Autism is incredibly complex and still largely mysterious, and treatments can require a multitude of medical and behavioral interventions, from medications and educational therapies to behavioral therapies and communication therapies. But there’s another piece of the puzzle, one that can help not only with some of the physical symptoms but with behavioral problems and quality of life in general: exercise.
Why Exercise Matters in Autism
Physical activity is important for all children, regardless of their health, but it’s especially important for autistic kids. They have higher rates of obesity than other children, for one thing, and that puts them at risk for other health conditions, from diabetes to depression. And those illnesses will only further aggravate the underlying symptoms of the autism.
Physical fitness improves general motor functioning. Studies have shown that regular exercise can lead to improvements in balance, strength, agility, speed, endurance and flexibility. It also has been shown to significantly reduce negative, repetitive behaviors such as body rocking, head nodding, object tapping, and spinning. And exercise may have an effect in reducing self-injurious or aggressive behavior.
Finally, regular exercise gives autistic children some of the positive social interaction they find difficult to maintain in their daily lives. This is particularly true of children who are able to participate in team sports, but it’s also true of children who require solitude, as there still may be interaction with coaches or therapists. Above all, autistic children who exercise are able to build self esteem and self confidence that may help them manage their symptoms and communicate more easily.
Finding the Right Approach
So what’s the right exercise regimen for your autistic child? Well, that depends. It depends on your child; their symptoms and behaviors as well as strengths and deficits. Most of all, it depends on what your child enjoys!
Whether it’s team sports or one-on-one yoga, don’t rule anything out right away. Some sports, like hockey, may seem too dangerous or too involved or too social, but that doesn’t mean they are. There are hockey teams in the United States made up entirely of developmentally disabled children.
Combine Exercise, Academics and Social Skills
Whatever type of athletics you choose, do what you can to integrate it into your child’s academic and social skills studies. Follow your child’s exercise regimen or team sport with a study period, and follow that by a social skills period. Make sure the various teachers and therapists are in contact with each other.
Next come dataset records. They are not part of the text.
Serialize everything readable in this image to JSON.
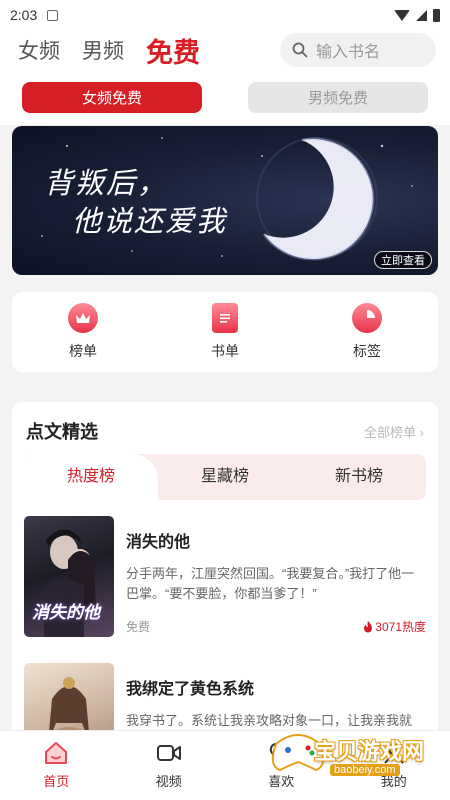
{
  "status": {
    "time": "2:03"
  },
  "top_nav": {
    "tabs": [
      "女频",
      "男频",
      "免费"
    ],
    "active_tab": "免费",
    "search_placeholder": "输入书名"
  },
  "segment": {
    "items": [
      "女频免费",
      "男频免费"
    ],
    "active": "女频免费"
  },
  "banner": {
    "title_line1": "背叛后，",
    "title_line2": "他说还爱我",
    "button": "立即查看"
  },
  "shortcuts": [
    {
      "label": "榜单",
      "icon": "crown-icon"
    },
    {
      "label": "书单",
      "icon": "document-icon"
    },
    {
      "label": "标签",
      "icon": "pie-tag-icon"
    }
  ],
  "section": {
    "title": "点文精选",
    "more": "全部榜单",
    "rank_tabs": [
      "热度榜",
      "星藏榜",
      "新书榜"
    ],
    "active_rank_tab": "热度榜"
  },
  "books": [
    {
      "title": "消失的他",
      "description": "分手两年，江厘突然回国。“我要复合。”我打了他一巴掌。“要不要脸，你都当爹了！”",
      "tag": "免费",
      "heat": "3071热度",
      "cover_text": "消失的他"
    },
    {
      "title": "我绑定了黄色系统",
      "description": "我穿书了。系统让我亲攻略对象一口，让我亲我就亲？偷不。可谁能告诉我为什么不… 任务，会…",
      "tag": "",
      "heat": "",
      "cover_text": ""
    }
  ],
  "bottom_nav": {
    "items": [
      "首页",
      "视频",
      "喜欢",
      "我的"
    ],
    "active": "首页"
  },
  "watermark": {
    "text": "宝贝游戏网",
    "sub": "baobeiy.com"
  },
  "colors": {
    "accent": "#d81e25",
    "banner_bg": "#171d33"
  }
}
Integrating social, academic and physical activities will help minimize your child’s cognitive and sensory symptoms.
If your child is up for a team sport, either find one that has other developmentally disabled players or place him or her on a team with players a couple of years younger. A “shadow” can help bring your child onto the team socially and athletically.
Even if your child isn’t ready for a team sport, he or she can still learn some of the basics – making a goal, catching a ball, throwing into hoop. That way, if the time comes, he or she can join in a game after school or sign up for a team.
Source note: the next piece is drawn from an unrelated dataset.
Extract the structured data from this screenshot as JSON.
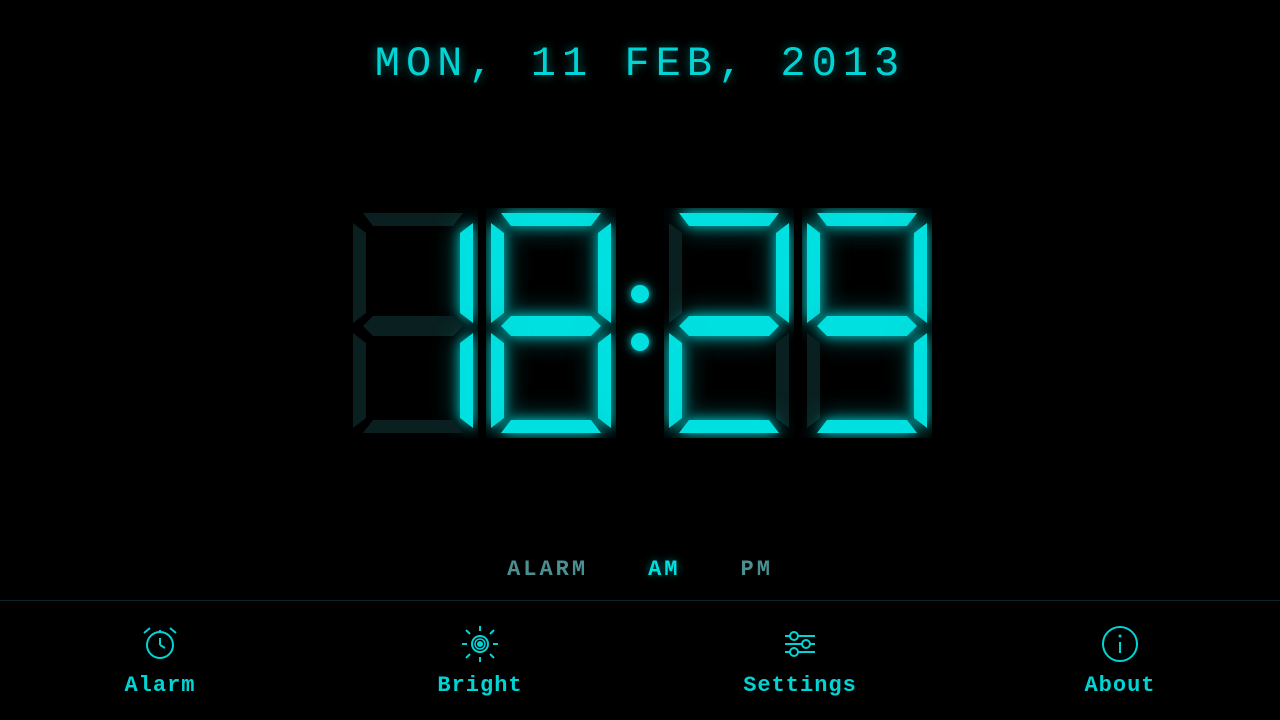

Valerie Johnston is a health and fitness writer located in East Texas. With ambitions of one day running a marathon, writing for Healthline.com ensures she keeps up-to-date on all of the latest health and fitness news.